Due to overwhelming scientific evidence and growing political interest, global warming is currently recognized as an important national and international issue. Since 1992 representatives from more than 160 countries have met regularly to discuss how to reduce worldwide greenhouse gas emissions. In 1997 representatives met in Ky to, Japan, and produced an agreement, known as the Ky to Protocol, which requires industrialized countries to reduce their emissions by 2012 to an average of 5 percent below 1990 levels. The protocol went into effect in 2005, and more than 165 countries have ratified it. Australia and the United States are the only industrialized nations that have failed to support it. In 2007 the 27 countries of the European Union (EU) reached a framework accord that set more ambitious goals than the Ky to Protocol.

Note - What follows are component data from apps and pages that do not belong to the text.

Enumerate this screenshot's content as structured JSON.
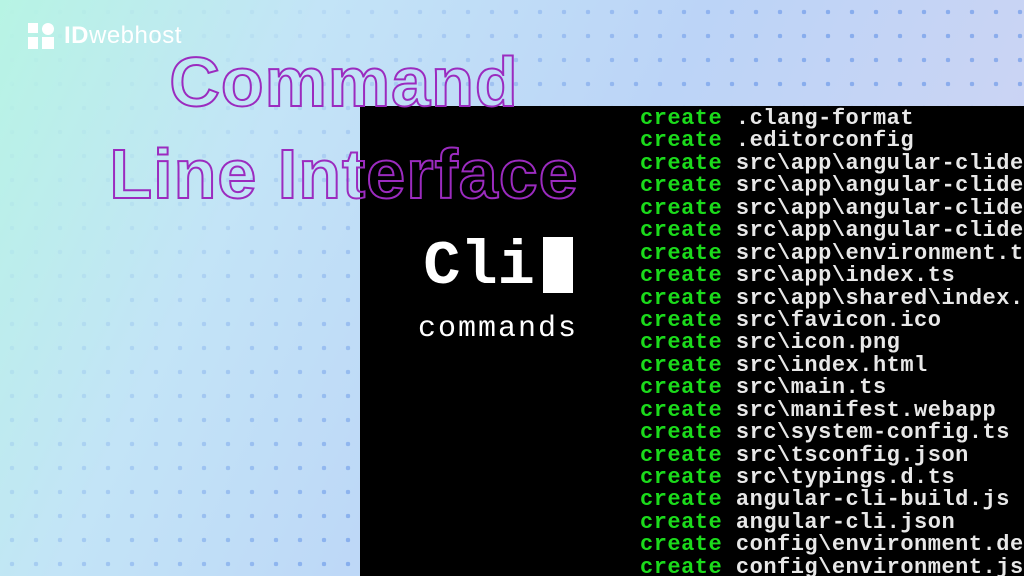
{
  "logo": {
    "bold": "ID",
    "rest": "webhost"
  },
  "headline": "Command\nLine Interface",
  "overlay": {
    "cli": "Cli",
    "commands": "commands"
  },
  "terminal": {
    "keyword": "create",
    "rows": [
      ".clang-format",
      ".editorconfig",
      "src\\app\\angular-clidemo-",
      "src\\app\\angular-clidemo-",
      "src\\app\\angular-clidemo-",
      "src\\app\\angular-clidemo-",
      "src\\app\\environment.ts",
      "src\\app\\index.ts",
      "src\\app\\shared\\index.ts",
      "src\\favicon.ico",
      "src\\icon.png",
      "src\\index.html",
      "src\\main.ts",
      "src\\manifest.webapp",
      "src\\system-config.ts",
      "src\\tsconfig.json",
      "src\\typings.d.ts",
      "angular-cli-build.js",
      "angular-cli.json",
      "config\\environment.dev.t",
      "config\\environment.js"
    ]
  }
}
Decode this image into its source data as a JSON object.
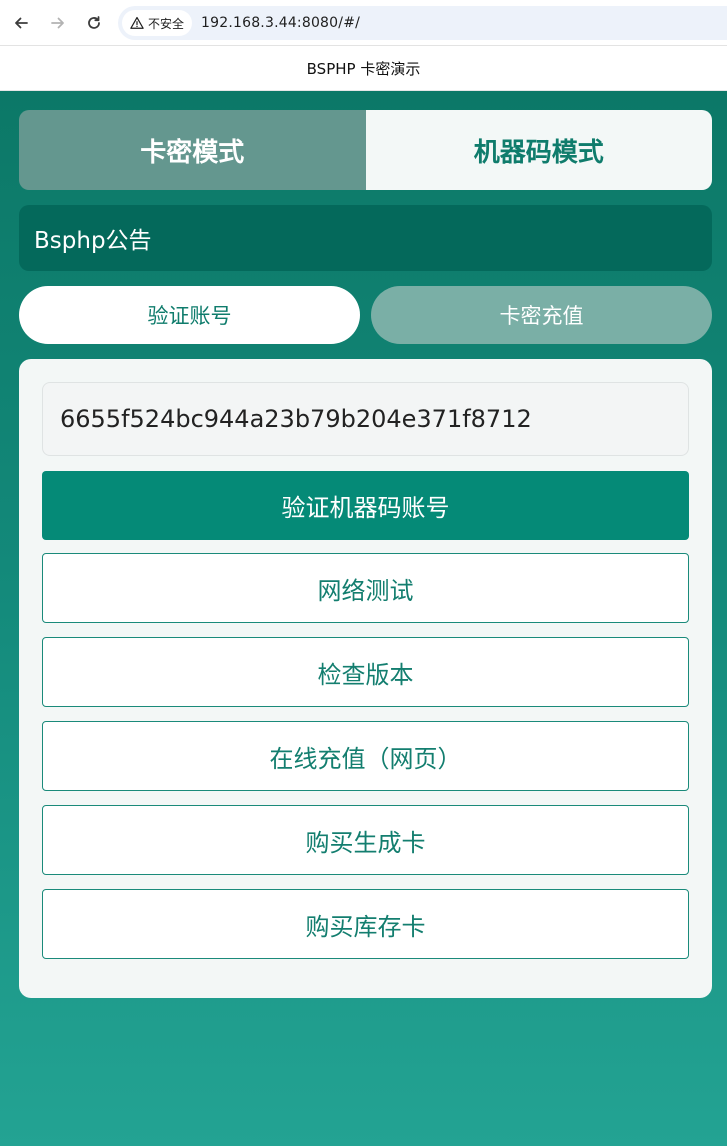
{
  "browser": {
    "security_label": "不安全",
    "url": "192.168.3.44:8080/#/"
  },
  "page": {
    "title": "BSPHP 卡密演示"
  },
  "mode_tabs": [
    {
      "label": "卡密模式",
      "active": false
    },
    {
      "label": "机器码模式",
      "active": true
    }
  ],
  "notice": {
    "text": "Bsphp公告"
  },
  "sub_tabs": [
    {
      "label": "验证账号",
      "active": true
    },
    {
      "label": "卡密充值",
      "active": false
    }
  ],
  "form": {
    "machine_code_value": "6655f524bc944a23b79b204e371f8712",
    "verify_button": "验证机器码账号",
    "buttons": [
      {
        "label": "网络测试"
      },
      {
        "label": "检查版本"
      },
      {
        "label": "在线充值（网页）"
      },
      {
        "label": "购买生成卡"
      },
      {
        "label": "购买库存卡"
      }
    ]
  },
  "colors": {
    "accent": "#058a77",
    "header_bg": "#0c7867",
    "notice_bg": "#04695b"
  }
}
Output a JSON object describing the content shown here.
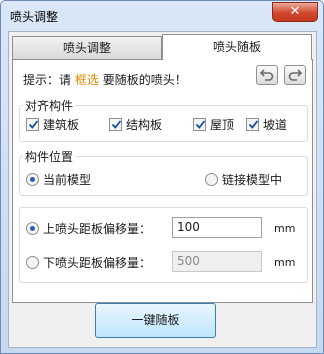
{
  "window": {
    "title": "喷头调整",
    "close_label": "✕"
  },
  "tabs": [
    {
      "label": "喷头调整"
    },
    {
      "label": "喷头随板"
    }
  ],
  "hint": {
    "prefix": "提示：请",
    "link": "框选",
    "suffix": "要随板的喷头！"
  },
  "nav": {
    "undo_icon": "undo-icon",
    "redo_icon": "redo-icon"
  },
  "align_group": {
    "title": "对齐构件",
    "items": [
      {
        "label": "建筑板",
        "checked": true
      },
      {
        "label": "结构板",
        "checked": true
      },
      {
        "label": "屋顶",
        "checked": true
      },
      {
        "label": "坡道",
        "checked": true
      }
    ]
  },
  "position_group": {
    "title": "构件位置",
    "options": [
      {
        "label": "当前模型",
        "selected": true
      },
      {
        "label": "链接模型中",
        "selected": false
      }
    ]
  },
  "offset_group": {
    "upper": {
      "label": "上喷头距板偏移量：",
      "value": "100",
      "unit": "mm",
      "selected": true
    },
    "lower": {
      "label": "下喷头距板偏移量：",
      "value": "500",
      "unit": "mm",
      "selected": false
    }
  },
  "action_button": {
    "label": "一键随板"
  },
  "colors": {
    "accent": "#2d5fa8",
    "hint_link": "#e08a00"
  }
}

The EU countries agreed to reduce greenhouse gas emissions by 20 percent from 1990 levels by 2020 and to make renewable sources of energy, such as solar and wind power, account for 20 percent of overall EU energy consumption by 2020

(an increase of about 14 percent). The EU leaders also pledged to pursue other measures, such as promoting the use of fuels made from plants (mainly biodiesel and ethanol) and energy-saving fluorescent light bulbs.